(Excerpts from a dataset)

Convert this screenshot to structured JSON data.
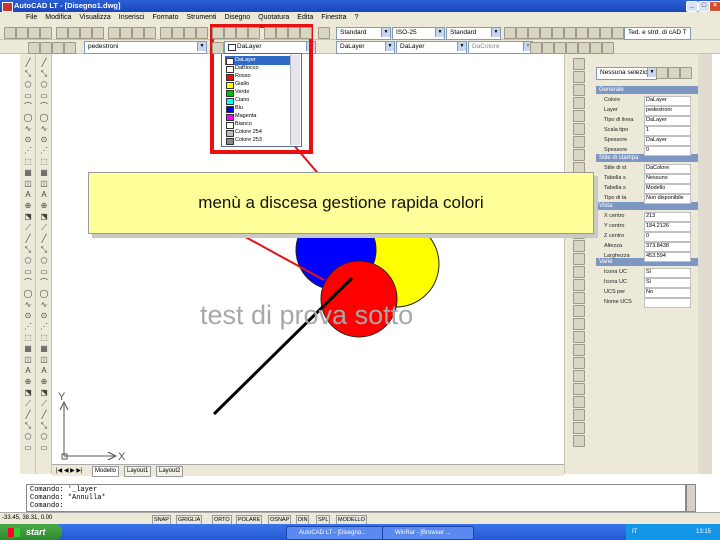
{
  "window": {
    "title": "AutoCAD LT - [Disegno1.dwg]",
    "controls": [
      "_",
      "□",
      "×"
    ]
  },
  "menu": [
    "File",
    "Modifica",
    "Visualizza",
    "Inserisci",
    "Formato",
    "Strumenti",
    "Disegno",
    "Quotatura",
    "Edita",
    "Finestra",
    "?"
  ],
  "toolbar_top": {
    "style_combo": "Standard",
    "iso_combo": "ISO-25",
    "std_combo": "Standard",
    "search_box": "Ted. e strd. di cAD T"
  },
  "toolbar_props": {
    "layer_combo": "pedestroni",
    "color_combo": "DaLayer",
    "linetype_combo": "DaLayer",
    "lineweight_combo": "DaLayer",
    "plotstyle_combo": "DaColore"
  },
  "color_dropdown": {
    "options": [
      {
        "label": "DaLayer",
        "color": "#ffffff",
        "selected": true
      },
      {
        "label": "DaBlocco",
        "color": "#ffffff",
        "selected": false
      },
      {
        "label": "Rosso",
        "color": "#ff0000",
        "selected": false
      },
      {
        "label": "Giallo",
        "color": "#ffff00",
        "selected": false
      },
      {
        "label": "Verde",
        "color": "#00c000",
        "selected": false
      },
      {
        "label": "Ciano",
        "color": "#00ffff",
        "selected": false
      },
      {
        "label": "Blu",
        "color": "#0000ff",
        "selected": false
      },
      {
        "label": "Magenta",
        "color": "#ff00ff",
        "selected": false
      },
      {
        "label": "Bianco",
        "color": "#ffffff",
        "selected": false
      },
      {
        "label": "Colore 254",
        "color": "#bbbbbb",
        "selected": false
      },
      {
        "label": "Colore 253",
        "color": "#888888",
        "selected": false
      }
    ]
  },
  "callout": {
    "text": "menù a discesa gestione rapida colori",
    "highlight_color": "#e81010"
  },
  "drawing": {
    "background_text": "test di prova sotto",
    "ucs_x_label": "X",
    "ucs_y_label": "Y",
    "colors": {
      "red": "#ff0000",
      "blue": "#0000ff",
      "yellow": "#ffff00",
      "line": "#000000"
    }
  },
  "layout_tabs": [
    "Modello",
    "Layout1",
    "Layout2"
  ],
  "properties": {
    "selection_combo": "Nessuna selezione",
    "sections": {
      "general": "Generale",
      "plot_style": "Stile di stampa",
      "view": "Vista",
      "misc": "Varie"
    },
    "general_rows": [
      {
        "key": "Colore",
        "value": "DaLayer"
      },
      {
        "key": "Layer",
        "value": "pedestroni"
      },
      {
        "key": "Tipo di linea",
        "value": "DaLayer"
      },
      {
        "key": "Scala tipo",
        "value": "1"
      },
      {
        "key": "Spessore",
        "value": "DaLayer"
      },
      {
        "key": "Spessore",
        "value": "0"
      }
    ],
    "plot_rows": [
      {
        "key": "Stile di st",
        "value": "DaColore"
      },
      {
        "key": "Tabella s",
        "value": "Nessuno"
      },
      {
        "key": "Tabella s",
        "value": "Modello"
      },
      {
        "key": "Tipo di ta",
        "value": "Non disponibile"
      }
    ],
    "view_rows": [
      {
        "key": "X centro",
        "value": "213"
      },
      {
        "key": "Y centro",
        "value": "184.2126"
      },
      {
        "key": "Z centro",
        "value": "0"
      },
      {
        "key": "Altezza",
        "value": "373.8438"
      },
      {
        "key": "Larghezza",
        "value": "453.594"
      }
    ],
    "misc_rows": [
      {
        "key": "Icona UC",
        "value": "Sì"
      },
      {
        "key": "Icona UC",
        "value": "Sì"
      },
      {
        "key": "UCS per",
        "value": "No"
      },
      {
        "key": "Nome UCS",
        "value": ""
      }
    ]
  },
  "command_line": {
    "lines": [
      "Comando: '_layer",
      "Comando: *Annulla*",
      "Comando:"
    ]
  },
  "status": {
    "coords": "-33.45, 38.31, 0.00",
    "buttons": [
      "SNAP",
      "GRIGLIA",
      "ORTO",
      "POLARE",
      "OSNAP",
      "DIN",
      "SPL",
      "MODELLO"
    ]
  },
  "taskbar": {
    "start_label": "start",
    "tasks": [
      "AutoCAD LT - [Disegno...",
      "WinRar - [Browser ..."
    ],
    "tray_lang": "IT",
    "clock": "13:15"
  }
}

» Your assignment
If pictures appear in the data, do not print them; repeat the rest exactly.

» Exercise solution
Convert this screenshot to structured JSON data.
{
  "window": {
    "title": "AutoCAD LT - [Disegno1.dwg]",
    "controls": [
      "_",
      "□",
      "×"
    ]
  },
  "menu": [
    "File",
    "Modifica",
    "Visualizza",
    "Inserisci",
    "Formato",
    "Strumenti",
    "Disegno",
    "Quotatura",
    "Edita",
    "Finestra",
    "?"
  ],
  "toolbar_top": {
    "style_combo": "Standard",
    "iso_combo": "ISO-25",
    "std_combo": "Standard",
    "search_box": "Ted. e strd. di cAD T"
  },
  "toolbar_props": {
    "layer_combo": "pedestroni",
    "color_combo": "DaLayer",
    "linetype_combo": "DaLayer",
    "lineweight_combo": "DaLayer",
    "plotstyle_combo": "DaColore"
  },
  "color_dropdown": {
    "options": [
      {
        "label": "DaLayer",
        "color": "#ffffff",
        "selected": true
      },
      {
        "label": "DaBlocco",
        "color": "#ffffff",
        "selected": false
      },
      {
        "label": "Rosso",
        "color": "#ff0000",
        "selected": false
      },
      {
        "label": "Giallo",
        "color": "#ffff00",
        "selected": false
      },
      {
        "label": "Verde",
        "color": "#00c000",
        "selected": false
      },
      {
        "label": "Ciano",
        "color": "#00ffff",
        "selected": false
      },
      {
        "label": "Blu",
        "color": "#0000ff",
        "selected": false
      },
      {
        "label": "Magenta",
        "color": "#ff00ff",
        "selected": false
      },
      {
        "label": "Bianco",
        "color": "#ffffff",
        "selected": false
      },
      {
        "label": "Colore 254",
        "color": "#bbbbbb",
        "selected": false
      },
      {
        "label": "Colore 253",
        "color": "#888888",
        "selected": false
      }
    ]
  },
  "callout": {
    "text": "menù a discesa gestione rapida colori",
    "highlight_color": "#e81010"
  },
  "drawing": {
    "background_text": "test di prova sotto",
    "ucs_x_label": "X",
    "ucs_y_label": "Y",
    "colors": {
      "red": "#ff0000",
      "blue": "#0000ff",
      "yellow": "#ffff00",
      "line": "#000000"
    }
  },
  "layout_tabs": [
    "Modello",
    "Layout1",
    "Layout2"
  ],
  "properties": {
    "selection_combo": "Nessuna selezione",
    "sections": {
      "general": "Generale",
      "plot_style": "Stile di stampa",
      "view": "Vista",
      "misc": "Varie"
    },
    "general_rows": [
      {
        "key": "Colore",
        "value": "DaLayer"
      },
      {
        "key": "Layer",
        "value": "pedestroni"
      },
      {
        "key": "Tipo di linea",
        "value": "DaLayer"
      },
      {
        "key": "Scala tipo",
        "value": "1"
      },
      {
        "key": "Spessore",
        "value": "DaLayer"
      },
      {
        "key": "Spessore",
        "value": "0"
      }
    ],
    "plot_rows": [
      {
        "key": "Stile di st",
        "value": "DaColore"
      },
      {
        "key": "Tabella s",
        "value": "Nessuno"
      },
      {
        "key": "Tabella s",
        "value": "Modello"
      },
      {
        "key": "Tipo di ta",
        "value": "Non disponibile"
      }
    ],
    "view_rows": [
      {
        "key": "X centro",
        "value": "213"
      },
      {
        "key": "Y centro",
        "value": "184.2126"
      },
      {
        "key": "Z centro",
        "value": "0"
      },
      {
        "key": "Altezza",
        "value": "373.8438"
      },
      {
        "key": "Larghezza",
        "value": "453.594"
      }
    ],
    "misc_rows": [
      {
        "key": "Icona UC",
        "value": "Sì"
      },
      {
        "key": "Icona UC",
        "value": "Sì"
      },
      {
        "key": "UCS per",
        "value": "No"
      },
      {
        "key": "Nome UCS",
        "value": ""
      }
    ]
  },
  "command_line": {
    "lines": [
      "Comando: '_layer",
      "Comando: *Annulla*",
      "Comando:"
    ]
  },
  "status": {
    "coords": "-33.45, 38.31, 0.00",
    "buttons": [
      "SNAP",
      "GRIGLIA",
      "ORTO",
      "POLARE",
      "OSNAP",
      "DIN",
      "SPL",
      "MODELLO"
    ]
  },
  "taskbar": {
    "start_label": "start",
    "tasks": [
      "AutoCAD LT - [Disegno...",
      "WinRar - [Browser ..."
    ],
    "tray_lang": "IT",
    "clock": "13:15"
  }
}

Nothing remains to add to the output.